Regulatory Flexibility Act and Executive Order 12291 Requirements
Pursuant to the provisions of the Regulatory Flexibility Act (RFA), 5 U.S.C. Section 605(b), I hereby certify that the attached rule will not have a significant impact on a substantial number of small entities. For purposes of this Certification, the term "small entity" shall have the same meaning as given in Section 601 of the RFA. This action is only applicable to Nantucket Island and Block Island, as formerly delineated in this notice. The only affected entities will be those Nantucket or Block Island businesses, organizations or governmental jurisdictions that request Federal financial assistance for projects which have the potential for contaminating the aquifer so as to create a significant hazard to public health.
For those small entities which are subject to review, the impact of today's action will not be significant. Most projects subject to this review will be preceded by a ground-water impact assessment required pursuant to other Federal laws, such as the National Environmental Policy Act, as amended (NEPA), 42 U.S.C. 4321 et seq. Integration of those related review procedures with sole source aquifer review will allow EPA and other Federal agencies to avoid delay or duplication of effort in approving financial assistance, thus minimizing any adverse effect on those small entities which are affected. *2954 Finally, today's action does not prevent grants of Federal financial assistance which may be available to any affected small entity in order to pay for the redesign of the project to assure protection of the aquifer.
Under Executive order 12291, EPA must judge whether a regulation is "major" and, therefore, subject to the requirement of a Regulatory Impact Analysis. This regulation is not major because it will not have an annual effect of $100 million or more on the economy, will not cause any major increase in costs or prices, and will not have significant adverse effects on competition, employment, investment, productivity, innovation, or the ability of United States enterprises to compete in domestic or export markets.
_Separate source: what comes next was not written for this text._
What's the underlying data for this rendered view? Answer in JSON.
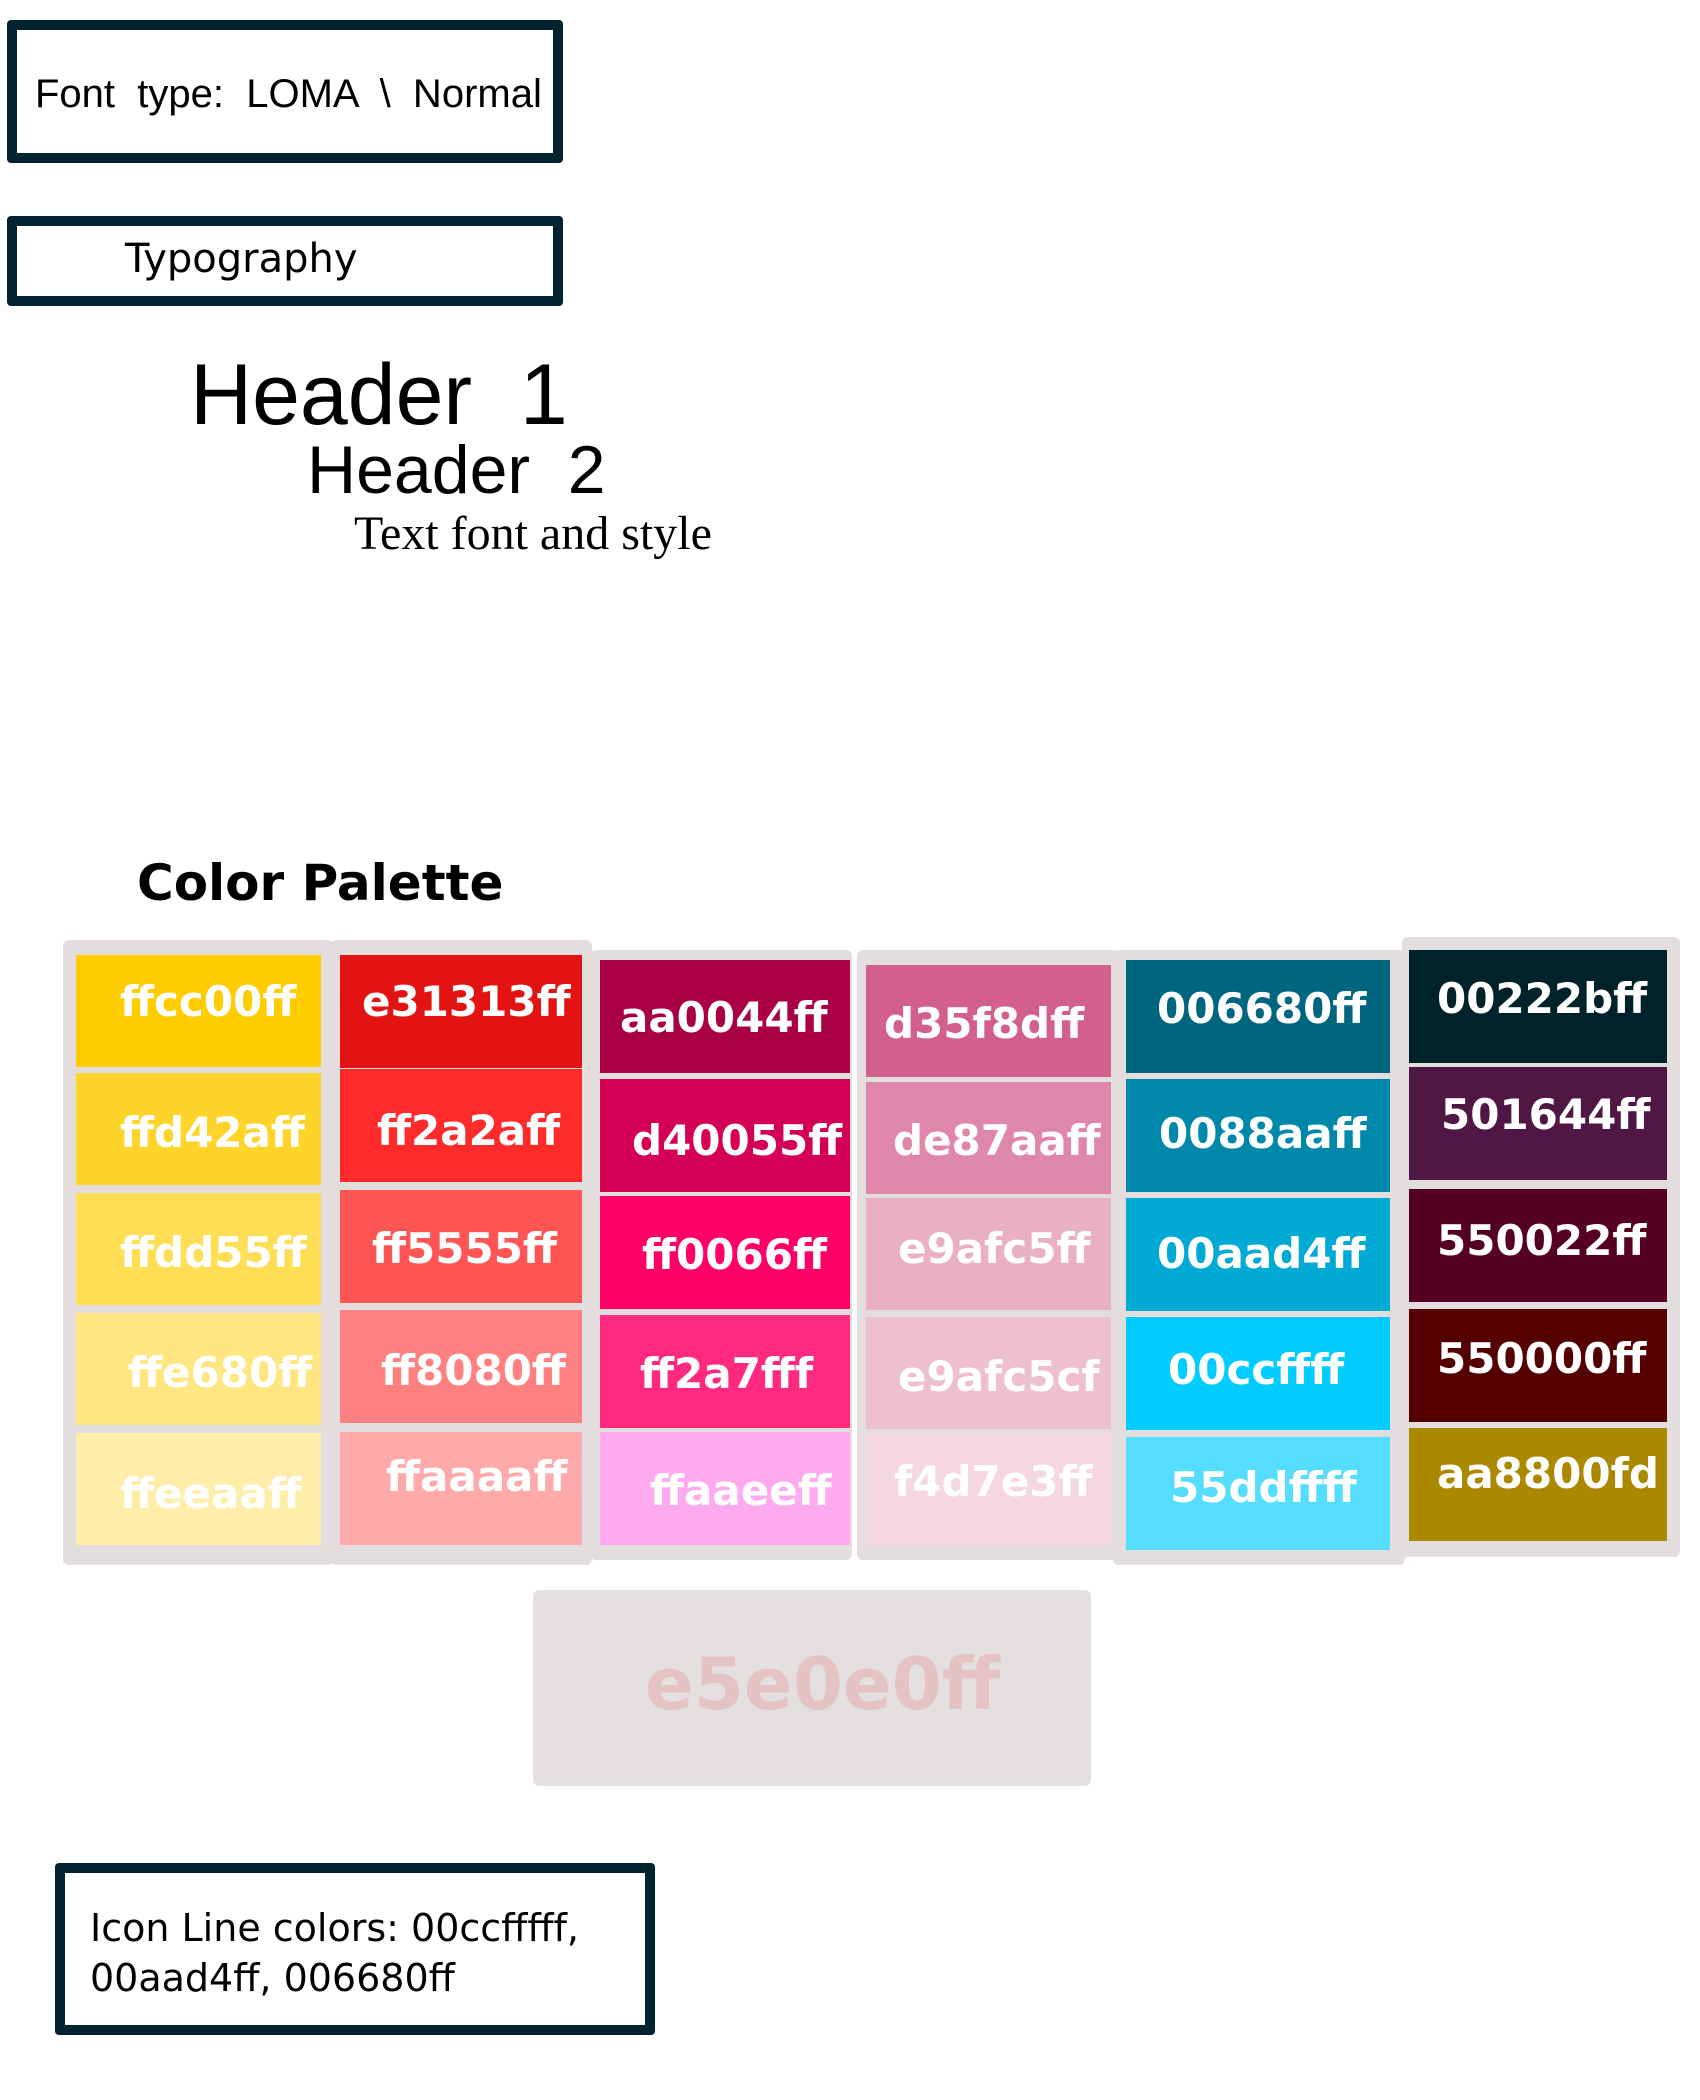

Today's action only affects Nantucket Island and Block Island. It provides an additional review of ground-water protection measures, incorporating State and local measures whenever possible, for only those projects which request Federal financial assistance.
Dated: January 12, 1983.
William D. Ruckelshaus,
[FR Doc. 84-1896 Filed 1-23-84; 8:45 am]
BILLING CODE 6560-50-M
49 FR 2952-01, 1984 WL 128394 (F.R.)
END OF DOCUMENT